In the world of machine vision, we talk about X and Y for locating an object in 2D but we can get Z with stereo cameras. So, as we know, cameras in a stereo vision configuration can be used for depth sensing or height measurement.
If we can add a measurement in the Z axis, we now have a 3D system which opens many additional possibilities over and above the benefit of depth sensing (distance from cameras to target). See a typical Scorpion 3D Vision application for a great example.
For a real time depth sensing application (autonomous vehicles are an obvious benefactor) we also need synchronised images from the two sensors - we know from talking to our customers that this is one of the challenges even before they create the code that extracts the depth measurement.
For simple depth sensing using machine vision, it can be expensive and time consuming setting up dual cameras, triggering both cameras simultaneously and processing the image data on the host computer.
Also, perhaps this is something you would normally only expect to see on an Intel or Nvidia powered computer platform.
However, Arducam, the innovative embedded camera manufacturer have designed a fully synchronised stereo vision HAT (Hardware on Top) for the Raspberry Pi.

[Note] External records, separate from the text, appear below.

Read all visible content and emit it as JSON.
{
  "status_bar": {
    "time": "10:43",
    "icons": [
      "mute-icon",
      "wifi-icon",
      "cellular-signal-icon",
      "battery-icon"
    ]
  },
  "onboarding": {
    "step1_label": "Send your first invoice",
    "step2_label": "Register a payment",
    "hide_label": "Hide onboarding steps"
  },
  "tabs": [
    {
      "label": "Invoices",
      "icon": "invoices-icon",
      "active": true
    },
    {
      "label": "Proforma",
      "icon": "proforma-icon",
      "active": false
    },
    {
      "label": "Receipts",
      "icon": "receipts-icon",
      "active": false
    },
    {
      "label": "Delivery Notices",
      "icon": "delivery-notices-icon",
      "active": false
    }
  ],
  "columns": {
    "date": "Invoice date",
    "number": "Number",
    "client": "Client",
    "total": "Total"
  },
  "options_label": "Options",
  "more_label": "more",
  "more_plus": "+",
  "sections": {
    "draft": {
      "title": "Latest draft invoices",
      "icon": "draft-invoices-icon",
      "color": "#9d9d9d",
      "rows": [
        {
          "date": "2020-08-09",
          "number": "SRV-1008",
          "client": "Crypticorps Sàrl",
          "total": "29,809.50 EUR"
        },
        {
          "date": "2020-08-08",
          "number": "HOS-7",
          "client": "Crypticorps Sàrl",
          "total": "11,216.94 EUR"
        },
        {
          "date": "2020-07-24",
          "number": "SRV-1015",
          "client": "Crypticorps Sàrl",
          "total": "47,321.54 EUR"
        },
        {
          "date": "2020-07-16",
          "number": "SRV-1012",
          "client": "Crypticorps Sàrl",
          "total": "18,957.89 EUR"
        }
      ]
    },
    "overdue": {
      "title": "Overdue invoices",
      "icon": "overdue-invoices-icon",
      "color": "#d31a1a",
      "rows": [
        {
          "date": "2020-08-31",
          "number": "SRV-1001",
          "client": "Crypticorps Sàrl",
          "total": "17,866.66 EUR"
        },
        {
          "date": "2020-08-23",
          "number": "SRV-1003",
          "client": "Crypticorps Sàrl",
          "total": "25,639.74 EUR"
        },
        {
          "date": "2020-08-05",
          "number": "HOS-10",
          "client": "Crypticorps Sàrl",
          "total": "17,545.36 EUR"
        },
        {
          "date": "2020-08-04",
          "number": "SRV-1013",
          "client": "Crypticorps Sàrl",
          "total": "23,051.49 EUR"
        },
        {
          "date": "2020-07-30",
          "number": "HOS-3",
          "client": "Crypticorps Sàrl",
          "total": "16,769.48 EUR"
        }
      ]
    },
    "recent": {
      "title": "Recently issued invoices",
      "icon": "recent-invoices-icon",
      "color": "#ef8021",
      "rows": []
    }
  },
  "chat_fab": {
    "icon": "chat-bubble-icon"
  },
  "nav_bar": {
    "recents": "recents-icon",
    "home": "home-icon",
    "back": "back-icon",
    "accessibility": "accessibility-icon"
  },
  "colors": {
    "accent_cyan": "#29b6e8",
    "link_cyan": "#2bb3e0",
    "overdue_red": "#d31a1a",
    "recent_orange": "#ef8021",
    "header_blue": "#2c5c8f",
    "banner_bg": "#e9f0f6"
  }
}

There are currently two versions available with 5mp or 8mp sensors. Both camera systems have integrated autofocus lenses so the cost is limited to just the Stereo package and the Raspberry Pi. No other hardware required.
Typical application areas are obviously flying drones, subsea ROVs and autonomous land based vehicles.
Watch the video to see a demonstration.